Segment Start: RECORDS SHOWN

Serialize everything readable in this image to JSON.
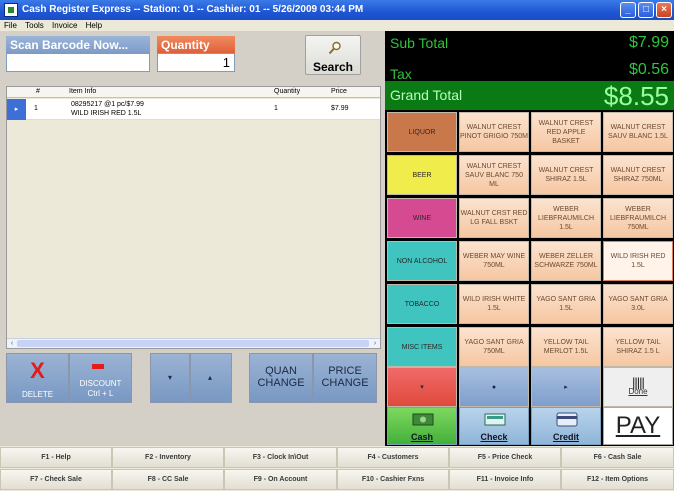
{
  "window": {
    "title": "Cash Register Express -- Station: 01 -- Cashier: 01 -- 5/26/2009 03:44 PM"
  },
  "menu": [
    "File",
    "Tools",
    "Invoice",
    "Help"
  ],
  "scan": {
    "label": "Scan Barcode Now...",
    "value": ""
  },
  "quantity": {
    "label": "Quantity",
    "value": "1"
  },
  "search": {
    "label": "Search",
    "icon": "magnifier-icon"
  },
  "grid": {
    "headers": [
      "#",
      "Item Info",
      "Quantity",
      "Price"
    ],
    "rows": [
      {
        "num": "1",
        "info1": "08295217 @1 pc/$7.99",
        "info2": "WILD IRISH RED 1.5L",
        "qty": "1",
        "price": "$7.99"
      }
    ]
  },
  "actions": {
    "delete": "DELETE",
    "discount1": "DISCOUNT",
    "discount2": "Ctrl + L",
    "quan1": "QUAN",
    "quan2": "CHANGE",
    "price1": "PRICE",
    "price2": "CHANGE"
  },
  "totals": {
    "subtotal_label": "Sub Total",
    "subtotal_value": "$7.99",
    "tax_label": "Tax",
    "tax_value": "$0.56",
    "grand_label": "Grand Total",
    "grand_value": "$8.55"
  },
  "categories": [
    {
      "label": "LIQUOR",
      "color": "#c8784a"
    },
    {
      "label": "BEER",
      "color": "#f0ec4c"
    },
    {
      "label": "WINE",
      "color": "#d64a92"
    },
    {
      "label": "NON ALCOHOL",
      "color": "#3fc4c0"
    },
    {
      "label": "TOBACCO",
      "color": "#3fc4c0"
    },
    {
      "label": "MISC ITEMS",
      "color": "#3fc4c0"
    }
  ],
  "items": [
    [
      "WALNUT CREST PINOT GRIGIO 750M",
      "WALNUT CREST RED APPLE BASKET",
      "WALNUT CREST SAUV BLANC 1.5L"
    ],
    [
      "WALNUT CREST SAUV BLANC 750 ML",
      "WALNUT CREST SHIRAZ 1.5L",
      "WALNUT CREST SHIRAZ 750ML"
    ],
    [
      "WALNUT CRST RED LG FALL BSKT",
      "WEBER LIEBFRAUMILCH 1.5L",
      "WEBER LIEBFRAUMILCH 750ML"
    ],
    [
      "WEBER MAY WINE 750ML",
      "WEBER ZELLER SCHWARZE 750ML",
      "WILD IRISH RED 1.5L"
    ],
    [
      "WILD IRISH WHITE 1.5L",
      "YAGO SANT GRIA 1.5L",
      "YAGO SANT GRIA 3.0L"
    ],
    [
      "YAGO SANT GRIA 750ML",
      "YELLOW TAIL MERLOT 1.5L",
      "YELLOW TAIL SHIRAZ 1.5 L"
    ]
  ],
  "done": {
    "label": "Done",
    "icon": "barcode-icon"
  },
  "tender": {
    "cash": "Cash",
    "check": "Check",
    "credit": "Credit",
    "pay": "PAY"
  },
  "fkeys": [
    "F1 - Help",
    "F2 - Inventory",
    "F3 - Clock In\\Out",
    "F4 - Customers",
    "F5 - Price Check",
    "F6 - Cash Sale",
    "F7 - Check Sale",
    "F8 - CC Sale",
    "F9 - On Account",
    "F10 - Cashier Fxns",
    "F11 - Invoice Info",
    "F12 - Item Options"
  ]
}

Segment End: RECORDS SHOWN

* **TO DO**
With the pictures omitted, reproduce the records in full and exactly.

* **ANSWER FOR THIS EXERCISE**
Serialize everything readable in this image to JSON.
{
  "window": {
    "title": "Cash Register Express -- Station: 01 -- Cashier: 01 -- 5/26/2009 03:44 PM"
  },
  "menu": [
    "File",
    "Tools",
    "Invoice",
    "Help"
  ],
  "scan": {
    "label": "Scan Barcode Now...",
    "value": ""
  },
  "quantity": {
    "label": "Quantity",
    "value": "1"
  },
  "search": {
    "label": "Search",
    "icon": "magnifier-icon"
  },
  "grid": {
    "headers": [
      "#",
      "Item Info",
      "Quantity",
      "Price"
    ],
    "rows": [
      {
        "num": "1",
        "info1": "08295217 @1 pc/$7.99",
        "info2": "WILD IRISH RED 1.5L",
        "qty": "1",
        "price": "$7.99"
      }
    ]
  },
  "actions": {
    "delete": "DELETE",
    "discount1": "DISCOUNT",
    "discount2": "Ctrl + L",
    "quan1": "QUAN",
    "quan2": "CHANGE",
    "price1": "PRICE",
    "price2": "CHANGE"
  },
  "totals": {
    "subtotal_label": "Sub Total",
    "subtotal_value": "$7.99",
    "tax_label": "Tax",
    "tax_value": "$0.56",
    "grand_label": "Grand Total",
    "grand_value": "$8.55"
  },
  "categories": [
    {
      "label": "LIQUOR",
      "color": "#c8784a"
    },
    {
      "label": "BEER",
      "color": "#f0ec4c"
    },
    {
      "label": "WINE",
      "color": "#d64a92"
    },
    {
      "label": "NON ALCOHOL",
      "color": "#3fc4c0"
    },
    {
      "label": "TOBACCO",
      "color": "#3fc4c0"
    },
    {
      "label": "MISC ITEMS",
      "color": "#3fc4c0"
    }
  ],
  "items": [
    [
      "WALNUT CREST PINOT GRIGIO 750M",
      "WALNUT CREST RED APPLE BASKET",
      "WALNUT CREST SAUV BLANC 1.5L"
    ],
    [
      "WALNUT CREST SAUV BLANC 750 ML",
      "WALNUT CREST SHIRAZ 1.5L",
      "WALNUT CREST SHIRAZ 750ML"
    ],
    [
      "WALNUT CRST RED LG FALL BSKT",
      "WEBER LIEBFRAUMILCH 1.5L",
      "WEBER LIEBFRAUMILCH 750ML"
    ],
    [
      "WEBER MAY WINE 750ML",
      "WEBER ZELLER SCHWARZE 750ML",
      "WILD IRISH RED 1.5L"
    ],
    [
      "WILD IRISH WHITE 1.5L",
      "YAGO SANT GRIA 1.5L",
      "YAGO SANT GRIA 3.0L"
    ],
    [
      "YAGO SANT GRIA 750ML",
      "YELLOW TAIL MERLOT 1.5L",
      "YELLOW TAIL SHIRAZ 1.5 L"
    ]
  ],
  "done": {
    "label": "Done",
    "icon": "barcode-icon"
  },
  "tender": {
    "cash": "Cash",
    "check": "Check",
    "credit": "Credit",
    "pay": "PAY"
  },
  "fkeys": [
    "F1 - Help",
    "F2 - Inventory",
    "F3 - Clock In\\Out",
    "F4 - Customers",
    "F5 - Price Check",
    "F6 - Cash Sale",
    "F7 - Check Sale",
    "F8 - CC Sale",
    "F9 - On Account",
    "F10 - Cashier Fxns",
    "F11 - Invoice Info",
    "F12 - Item Options"
  ]
}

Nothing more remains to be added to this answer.